In her own words
During my childhood I always watched television programs showing how various students graduated high school and progressed to the next phase of their life in a university setting. That fictional student then pursued a career that they loved and found satisfaction in. I desired what I saw. I wanted to know what that lifestyle was like. Growing older and coming to know this process was not a simple one. I gained an understanding of the pressures I was up against in order to pursue a post-secondary degree. The pressures included being a first-generation degree seeking student, having a lack of financial support to help pay for finances associated with attending a university, and being an Afro-Caribbean woman who has to prove to her family that she can be independent and not need the assistance of a male figure to sustain her. I desire to push through these personal barriers and be an achieving example to the communities I am involved in and that anyone from any background can achieve their academic and career goals. Currently I am pursuing an undergraduate degree in Family and Child Sciences (BS) because I want to educate others on how and why one should be a good role model for their children.

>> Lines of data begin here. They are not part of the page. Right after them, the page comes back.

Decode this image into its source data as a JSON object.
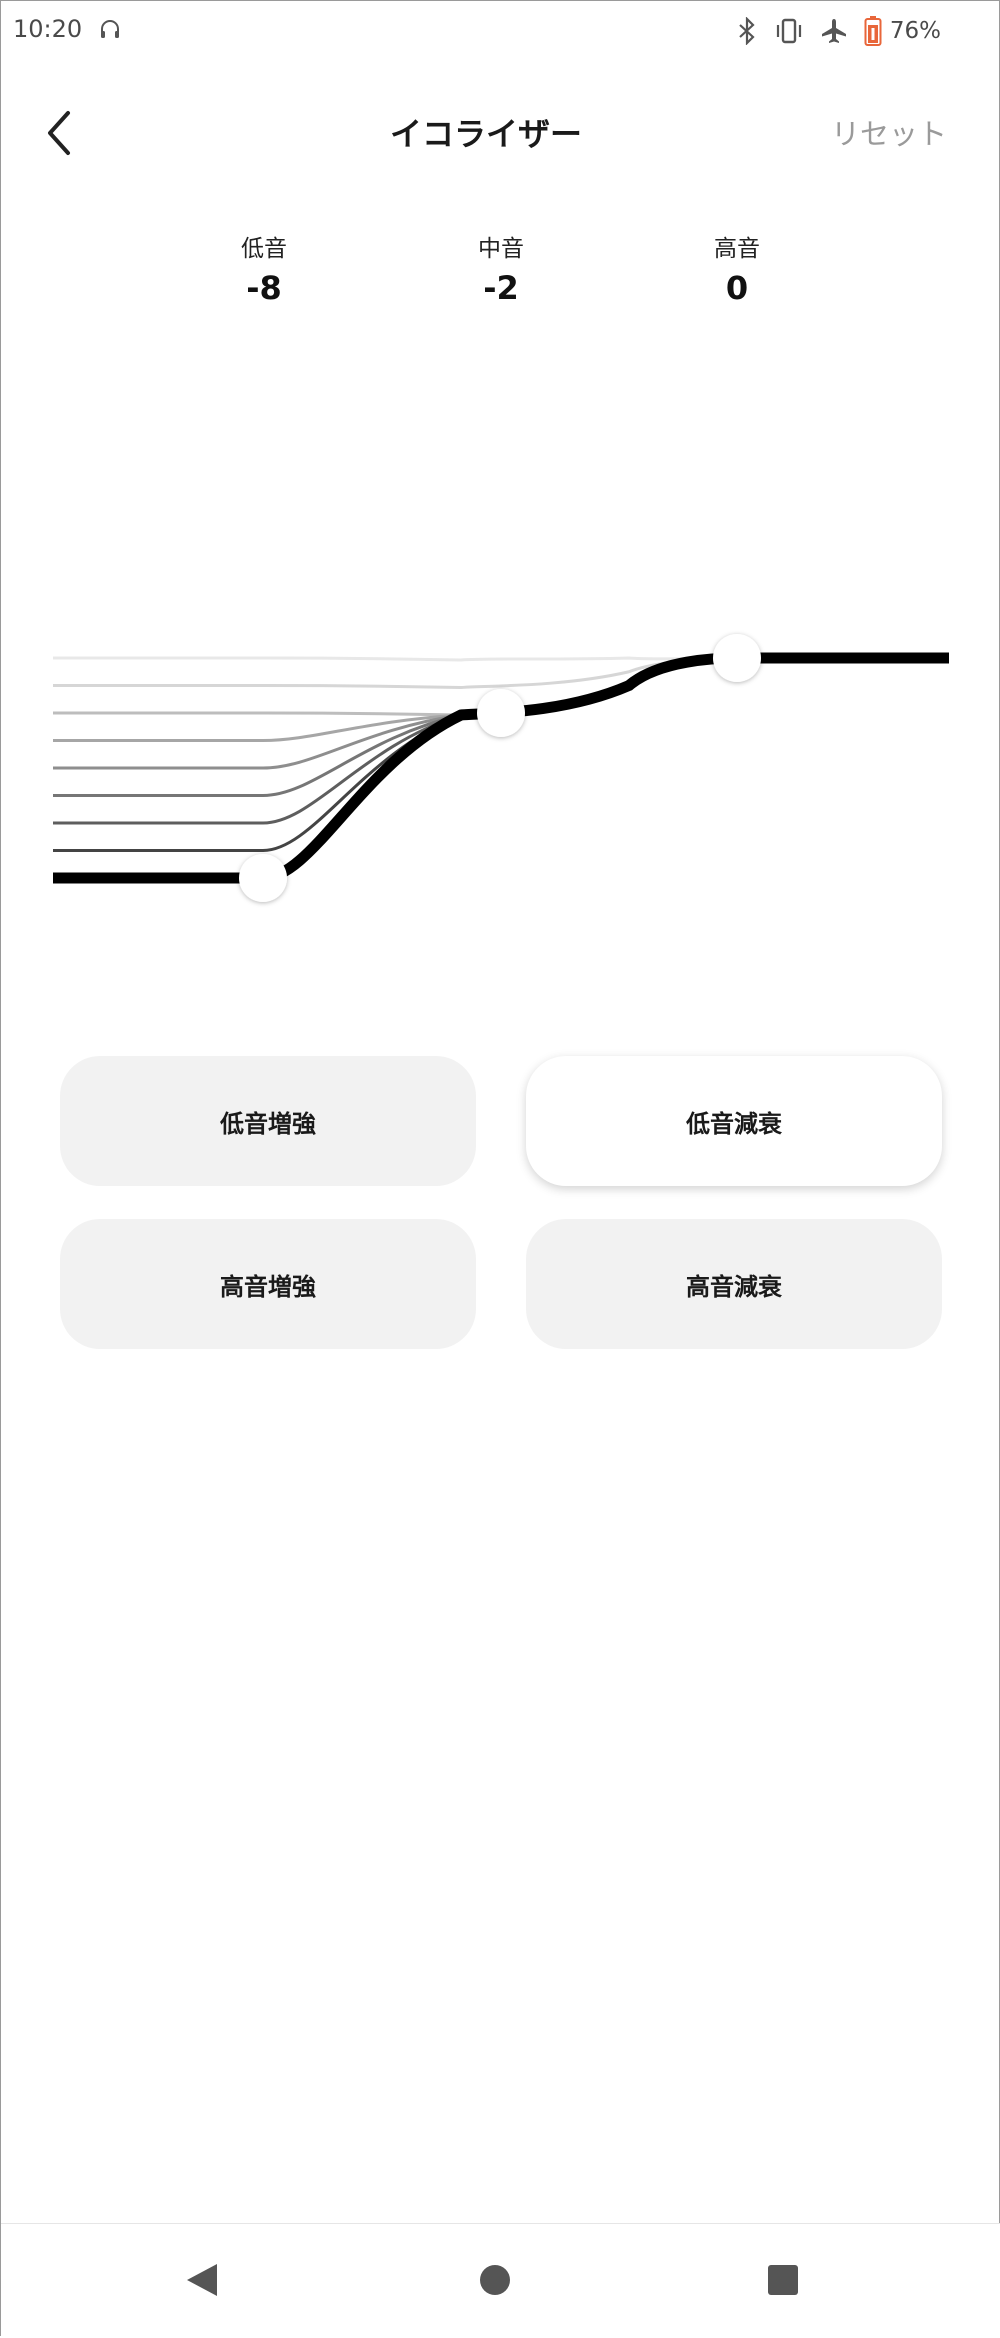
{
  "status_bar": {
    "time": "10:20",
    "battery": "76%",
    "icons": [
      "headphone-icon",
      "bluetooth-icon",
      "vibrate-icon",
      "airplane-icon",
      "battery-icon"
    ],
    "battery_color": "#e8663a"
  },
  "header": {
    "title": "イコライザー",
    "reset_label": "リセット",
    "back_icon": "chevron-left-icon"
  },
  "bands": [
    {
      "label": "低音",
      "value": "-8"
    },
    {
      "label": "中音",
      "value": "-2"
    },
    {
      "label": "高音",
      "value": "0"
    }
  ],
  "eq_levels": {
    "bass": -8,
    "mid": -2,
    "treble": 0
  },
  "presets": [
    {
      "label": "低音増強",
      "selected": false
    },
    {
      "label": "低音減衰",
      "selected": true
    },
    {
      "label": "高音増強",
      "selected": false
    },
    {
      "label": "高音減衰",
      "selected": false
    }
  ],
  "nav": {
    "icons": [
      "back-triangle-icon",
      "home-circle-icon",
      "recents-square-icon"
    ]
  }
}
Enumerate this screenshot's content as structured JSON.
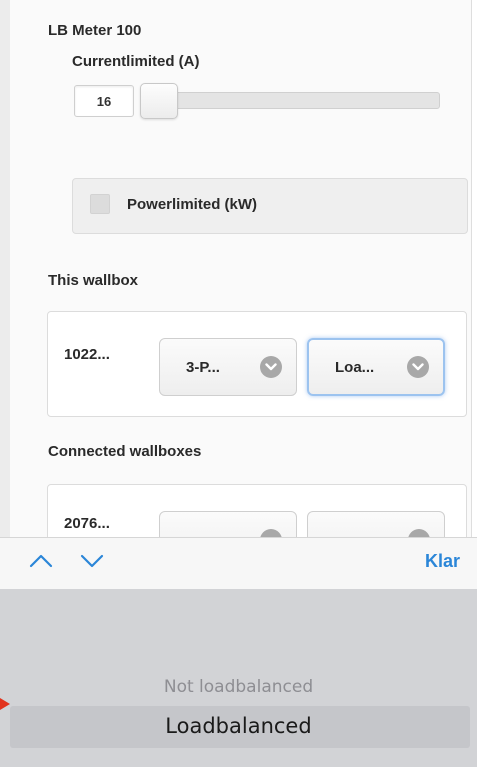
{
  "meter": {
    "title": "LB Meter 100",
    "current_label": "Currentlimited (A)",
    "current_value": "16",
    "slider_fraction": 0.06,
    "power_label": "Powerlimited (kW)",
    "power_checked": false
  },
  "this_wallbox": {
    "heading": "This wallbox",
    "id": "1022...",
    "phase_select": "3-P...",
    "mode_select": "Loa..."
  },
  "connected_wallboxes": {
    "heading": "Connected wallboxes",
    "items": [
      {
        "id": "2076..."
      }
    ]
  },
  "toolbar": {
    "prev_icon": "chevron-up-icon",
    "next_icon": "chevron-down-icon",
    "done_label": "Klar",
    "accent_color": "#2b86d8"
  },
  "picker": {
    "options": [
      "Not loadbalanced",
      "Loadbalanced"
    ],
    "selected": "Loadbalanced"
  },
  "annotation": {
    "arrow_color": "#e2331d"
  }
}
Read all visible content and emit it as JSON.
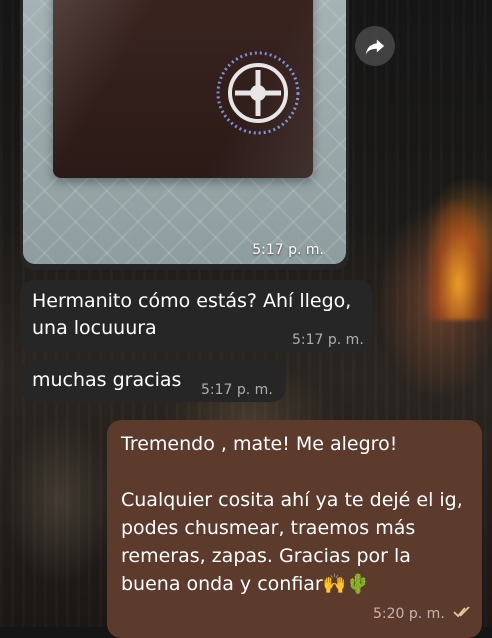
{
  "photo_message": {
    "time": "5:17 p. m."
  },
  "messages": [
    {
      "direction": "incoming",
      "text_lines": [
        "Hermanito cómo estás? Ahí llego,",
        "una locuuura"
      ],
      "time": "5:17 p. m."
    },
    {
      "direction": "incoming",
      "text_lines": [
        "muchas gracias"
      ],
      "time": "5:17 p. m."
    },
    {
      "direction": "outgoing",
      "text_lines": [
        "Tremendo , mate! Me alegro!",
        "",
        "Cualquier cosita ahí ya te dejé el ig,",
        "podes chusmear, traemos más",
        "remeras, zapas. Gracias por la",
        "buena onda y confiar🙌🌵"
      ],
      "time": "5:20 p. m."
    }
  ],
  "icons": {
    "forward": "forward-arrow-icon",
    "read_receipt": "double-check-icon"
  }
}
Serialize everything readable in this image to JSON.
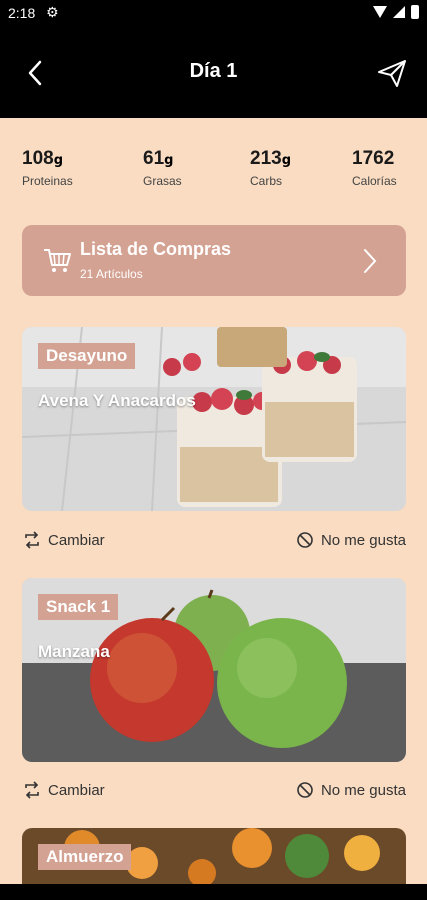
{
  "status_bar": {
    "time": "2:18"
  },
  "header": {
    "title": "Día 1"
  },
  "macros": [
    {
      "value": "108",
      "unit": "g",
      "label": "Proteinas"
    },
    {
      "value": "61",
      "unit": "g",
      "label": "Grasas"
    },
    {
      "value": "213",
      "unit": "g",
      "label": "Carbs"
    },
    {
      "value": "1762",
      "unit": "",
      "label": "Calorías"
    }
  ],
  "shopping_list": {
    "title": "Lista de Compras",
    "subtitle": "21 Artículos"
  },
  "meals": [
    {
      "tag": "Desayuno",
      "name": "Avena Y Anacardos"
    },
    {
      "tag": "Snack 1",
      "name": "Manzana"
    },
    {
      "tag": "Almuerzo",
      "name": ""
    }
  ],
  "actions": {
    "swap_label": "Cambiar",
    "dislike_label": "No me gusta"
  },
  "colors": {
    "accent": "#d4a292",
    "background": "#f9dcc2",
    "header": "#000000"
  }
}
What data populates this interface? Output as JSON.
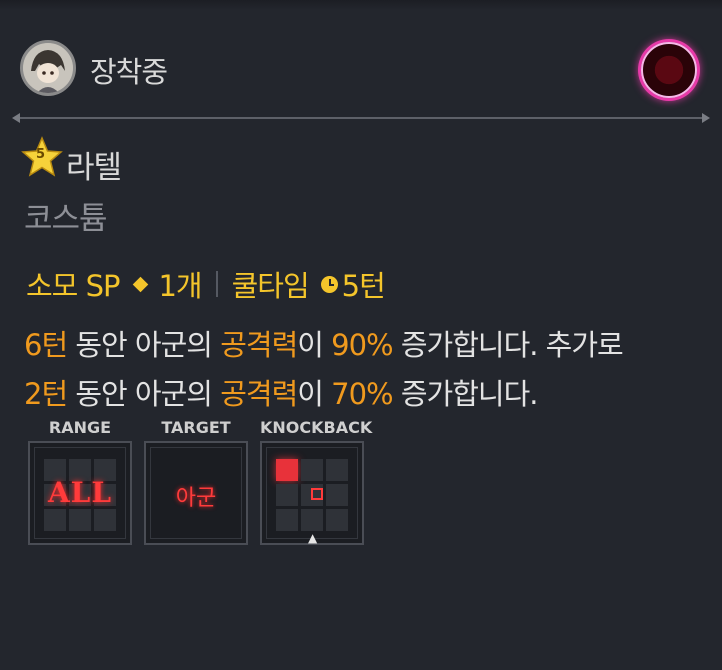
{
  "header": {
    "equip_label": "장착중",
    "avatar_icon": "character-portrait-icon",
    "gem_icon": "red-gem-icon"
  },
  "character": {
    "star_level": "5",
    "name": "라텔",
    "item_type": "코스튬"
  },
  "cost": {
    "sp_label": "소모 SP",
    "sp_value": "1개",
    "cooldown_label": "쿨타임",
    "cooldown_value": "5턴"
  },
  "description": {
    "line1": {
      "a": "6턴",
      "b": " 동안 아군의 ",
      "c": "공격력",
      "d": "이 ",
      "e": "90%",
      "f": " 증가합니다. 추가로"
    },
    "line2": {
      "a": "2턴",
      "b": " 동안 아군의 ",
      "c": "공격력",
      "d": "이 ",
      "e": "70%",
      "f": " 증가합니다."
    }
  },
  "skill_boxes": {
    "range": {
      "label": "RANGE",
      "value": "ALL"
    },
    "target": {
      "label": "TARGET",
      "value": "아군"
    },
    "knockback": {
      "label": "KNOCKBACK"
    }
  },
  "colors": {
    "background": "#23262d",
    "accent_yellow": "#f4c52b",
    "accent_orange": "#f09a1e",
    "accent_red": "#e8323a"
  }
}
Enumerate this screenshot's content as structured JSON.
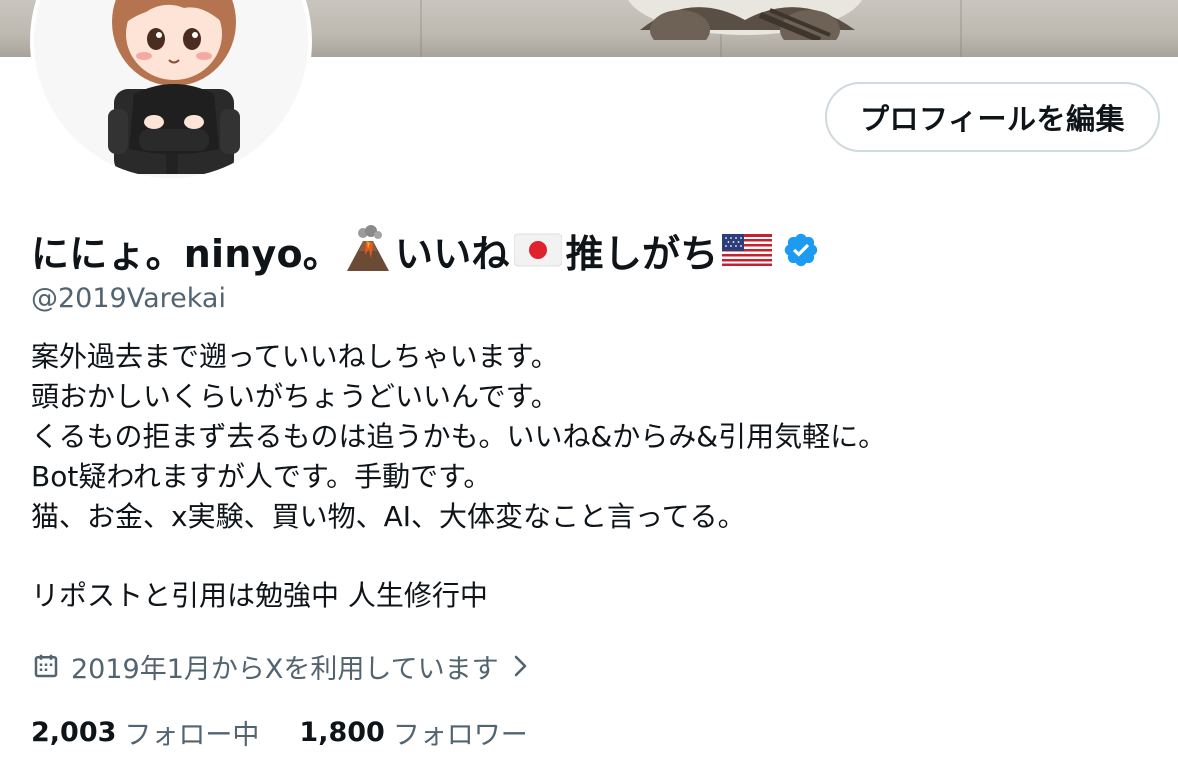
{
  "profile": {
    "edit_button_label": "プロフィールを編集",
    "display_name": {
      "part1": "ににょ。ninyo。",
      "part2": "いいね",
      "part3": "推しがち"
    },
    "emoji": {
      "volcano": "volcano-icon",
      "japan_flag": "japan-flag-icon",
      "us_flag": "us-flag-icon",
      "verified": "verified-badge-icon"
    },
    "handle": "@2019Varekai",
    "bio_lines": [
      "案外過去まで遡っていいねしちゃいます。",
      "頭おかしいくらいがちょうどいいんです。",
      "くるもの拒まず去るものは追うかも。いいね&からみ&引用気軽に。",
      "Bot疑われますが人です。手動です。",
      "猫、お金、x実験、買い物、AI、大体変なこと言ってる。",
      "",
      "リポストと引用は勉強中 人生修行中"
    ],
    "joined_text": "2019年1月からXを利用しています",
    "following_count": "2,003",
    "following_label": "フォロー中",
    "followers_count": "1,800",
    "followers_label": "フォロワー"
  },
  "colors": {
    "text_primary": "#0f1419",
    "text_secondary": "#536471",
    "button_border": "#cfd9de",
    "verified_blue": "#1d9bf0"
  }
}
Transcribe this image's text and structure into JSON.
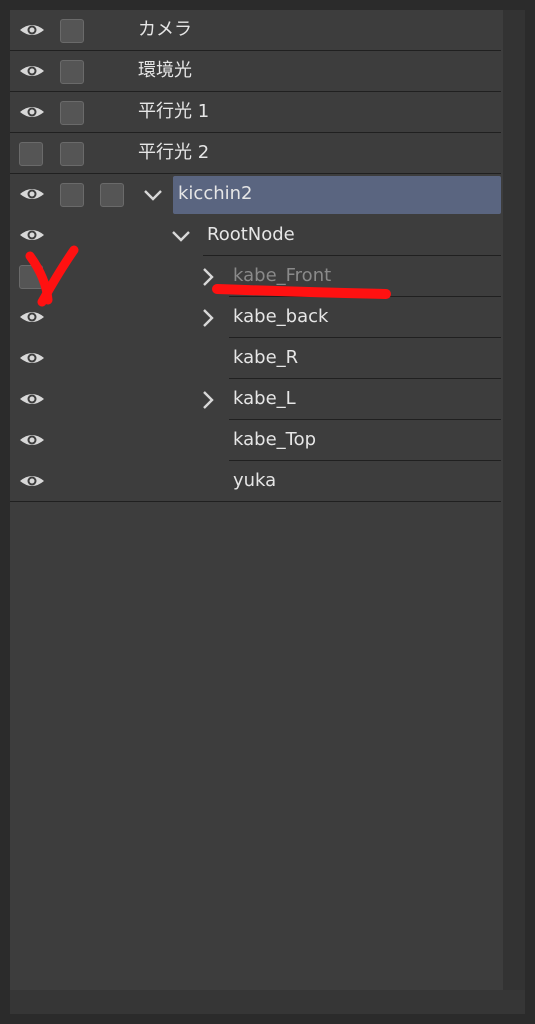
{
  "layer_panel": {
    "rows": [
      {
        "label": "カメラ",
        "visible": true,
        "checks": 1,
        "chevron": "none"
      },
      {
        "label": "環境光",
        "visible": true,
        "checks": 1,
        "chevron": "none"
      },
      {
        "label": "平行光 1",
        "visible": true,
        "checks": 1,
        "chevron": "none"
      },
      {
        "label": "平行光 2",
        "visible": false,
        "checks": 1,
        "chevron": "none"
      },
      {
        "label": "kicchin2",
        "visible": true,
        "checks": 2,
        "chevron": "down",
        "selected": true
      },
      {
        "label": "RootNode",
        "visible": true,
        "checks": 0,
        "chevron": "down"
      },
      {
        "label": "kabe_Front",
        "visible": false,
        "checks": 0,
        "chevron": "right",
        "dimmed": true
      },
      {
        "label": "kabe_back",
        "visible": true,
        "checks": 0,
        "chevron": "right"
      },
      {
        "label": "kabe_R",
        "visible": true,
        "checks": 0,
        "chevron": "none"
      },
      {
        "label": "kabe_L",
        "visible": true,
        "checks": 0,
        "chevron": "right"
      },
      {
        "label": "kabe_Top",
        "visible": true,
        "checks": 0,
        "chevron": "none"
      },
      {
        "label": "yuka",
        "visible": true,
        "checks": 0,
        "chevron": "none"
      }
    ]
  },
  "colors": {
    "panel_bg": "#3d3d3d",
    "selection": "#5a6580",
    "annotation": "#ff1111"
  }
}
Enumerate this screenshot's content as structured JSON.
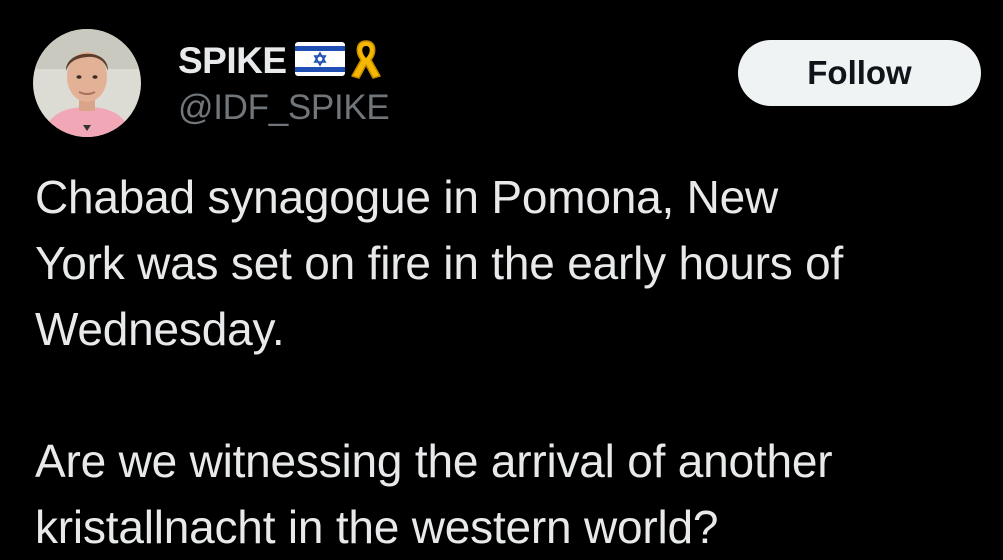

I want to go to graduate school goal to gain my master’s degree in Public Health (MPH). I hope to be a mental health educator in hopes of being a safe space for individuals, especially children, who face hardships within the minority population.